The transcendent beauties of the country—the fertility of its soil, as well as its great mineral wealth and commercial advantages, were soon properly appreciated, and then commenced the flood-tide of immigration, which has since known no ebb.

Among the many flattering evidences of our prosperity and progress in agricultural pursuits, none speak more unmistakably, than the increased demand and consequent importation of farming implements of every character; they give evidence of the peaceful and lucrative calling of many of our citizens.

The advantages of engaging in agricultural pursuits cannot be too earnestly urged upon the people, and the employment of labor and capital in such a channel cannot fail to afford profitable returns. Let us hope, then, as we have every reason to expect, that not only our mountains and river sands will continue to yield their rich treasures to the hand of industry, but that our vast and unequalled commercial and agricultural resources may be so developed by the enterprize and perseverance of our people, as to elevate California in the scale of nations, and render her that populous and powerful sovereignty of the American Confederacy, for which she was so manifestly "destined by nature and by nature's God."

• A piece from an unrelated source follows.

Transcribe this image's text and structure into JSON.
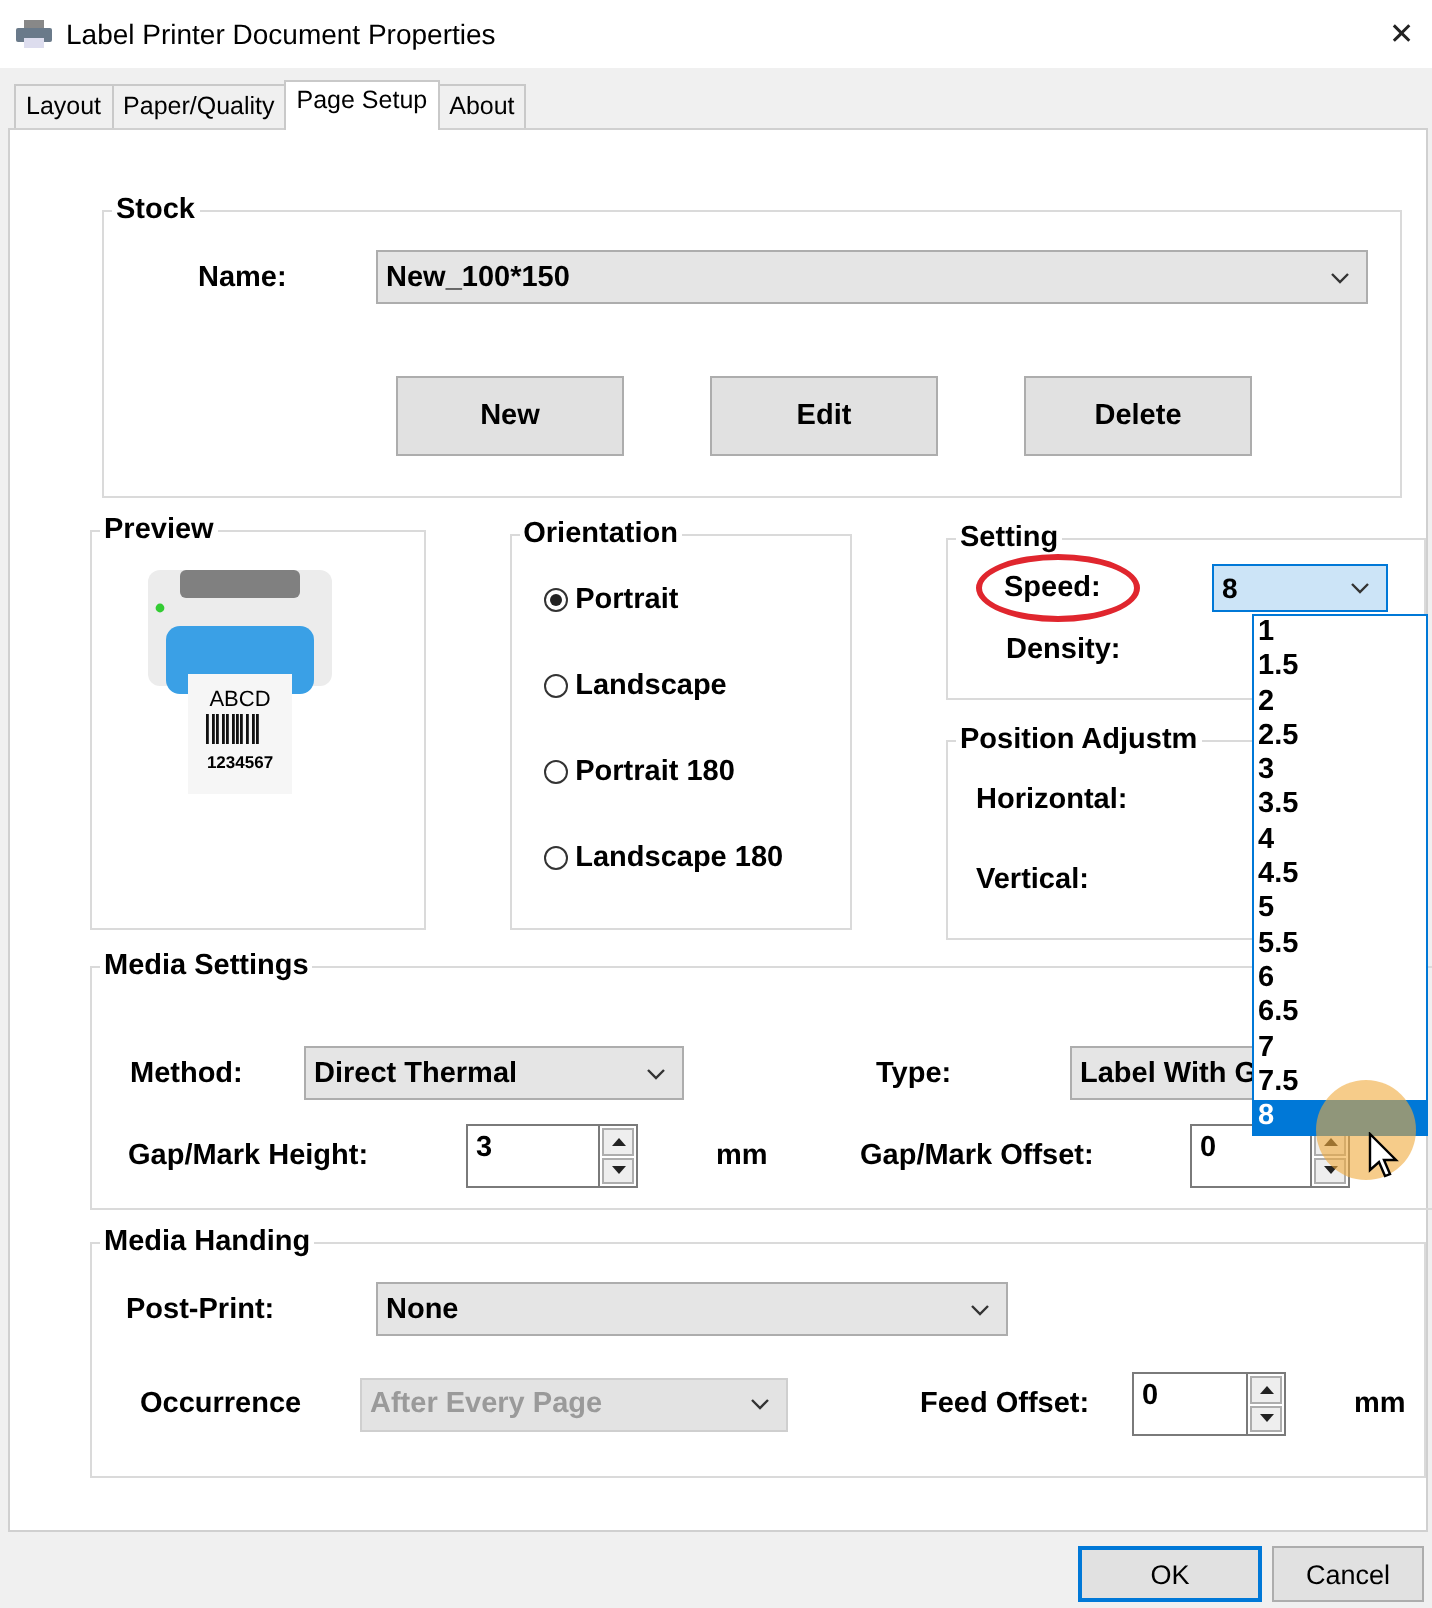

For the blessings of social order and general prosperity, which we now enjoy in so high a degree, I claim nothing for the government over which I have been called to preside. But to that spirit of liberty and progress so eminently characteristic of the American people, united with the intelligence and determined energy of our fellow-citizens under the blessings of Providence, we owe all our greatness and continued prosperity—and to that spirit and intelligence must we ever look for the welfare of our common country, and the perpetuity of the free institutions which have made our Union "beloved at home, and respected abroad."